> _AIM OF THE TASK_:
Everything in the records must appear again exactly, except the images.

> _RECORD EXTRACTS_:

──────────────────────────────

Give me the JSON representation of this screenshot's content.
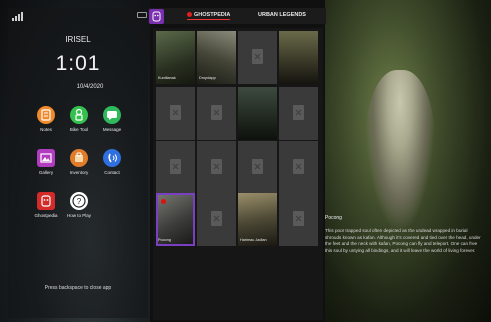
{
  "status": {
    "signal": "signal-bars-icon"
  },
  "phone": {
    "username": "IRISEL",
    "time": "1:01",
    "date": "10/4/2020",
    "apps": [
      {
        "label": "Notes",
        "icon": "notes-icon",
        "color": "#f08a2c"
      },
      {
        "label": "Bike Tool",
        "icon": "bike-tool-icon",
        "color": "#33c04d"
      },
      {
        "label": "Message",
        "icon": "message-icon",
        "color": "#2fb85c"
      },
      {
        "label": "Gallery",
        "icon": "gallery-icon",
        "color": "#b23cc0"
      },
      {
        "label": "Inventory",
        "icon": "inventory-icon",
        "color": "#e07c2a"
      },
      {
        "label": "Contact",
        "icon": "contact-icon",
        "color": "#2f6fe0"
      },
      {
        "label": "Ghostpedia",
        "icon": "ghostpedia-icon",
        "color": "#d32a2a"
      },
      {
        "label": "How to Play",
        "icon": "how-to-play-icon",
        "color": "#ffffff"
      }
    ],
    "hint": "Press backspace to close app"
  },
  "tabs": {
    "ghostpedia": "GHOSTPEDIA",
    "urban_legends": "URBAN LEGENDS"
  },
  "grid": {
    "captions": {
      "kuntilanak": "Kuntilanak",
      "dropdapp": "Dropdapp",
      "pocong": "Pocong",
      "harimau": "Harimau Jadian"
    }
  },
  "detail": {
    "title": "Pocong",
    "body": "This poor trapped soul often depicted as the undead wrapped in burial shrouds known as kafan. Although it's covered and tied over the head, under the feet and the neck with kafan, Pocong can fly and teleport. One can free this soul by untying all bindings, and it will leave the world of living forever."
  },
  "colors": {
    "accent": "#7b3fc4",
    "active_dot": "#e02020"
  }
}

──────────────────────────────

> _WRITTEN RESPONSE_:
Give me the JSON representation of this screenshot's content.
{
  "status": {
    "signal": "signal-bars-icon"
  },
  "phone": {
    "username": "IRISEL",
    "time": "1:01",
    "date": "10/4/2020",
    "apps": [
      {
        "label": "Notes",
        "icon": "notes-icon",
        "color": "#f08a2c"
      },
      {
        "label": "Bike Tool",
        "icon": "bike-tool-icon",
        "color": "#33c04d"
      },
      {
        "label": "Message",
        "icon": "message-icon",
        "color": "#2fb85c"
      },
      {
        "label": "Gallery",
        "icon": "gallery-icon",
        "color": "#b23cc0"
      },
      {
        "label": "Inventory",
        "icon": "inventory-icon",
        "color": "#e07c2a"
      },
      {
        "label": "Contact",
        "icon": "contact-icon",
        "color": "#2f6fe0"
      },
      {
        "label": "Ghostpedia",
        "icon": "ghostpedia-icon",
        "color": "#d32a2a"
      },
      {
        "label": "How to Play",
        "icon": "how-to-play-icon",
        "color": "#ffffff"
      }
    ],
    "hint": "Press backspace to close app"
  },
  "tabs": {
    "ghostpedia": "GHOSTPEDIA",
    "urban_legends": "URBAN LEGENDS"
  },
  "grid": {
    "captions": {
      "kuntilanak": "Kuntilanak",
      "dropdapp": "Dropdapp",
      "pocong": "Pocong",
      "harimau": "Harimau Jadian"
    }
  },
  "detail": {
    "title": "Pocong",
    "body": "This poor trapped soul often depicted as the undead wrapped in burial shrouds known as kafan. Although it's covered and tied over the head, under the feet and the neck with kafan, Pocong can fly and teleport. One can free this soul by untying all bindings, and it will leave the world of living forever."
  },
  "colors": {
    "accent": "#7b3fc4",
    "active_dot": "#e02020"
  }
}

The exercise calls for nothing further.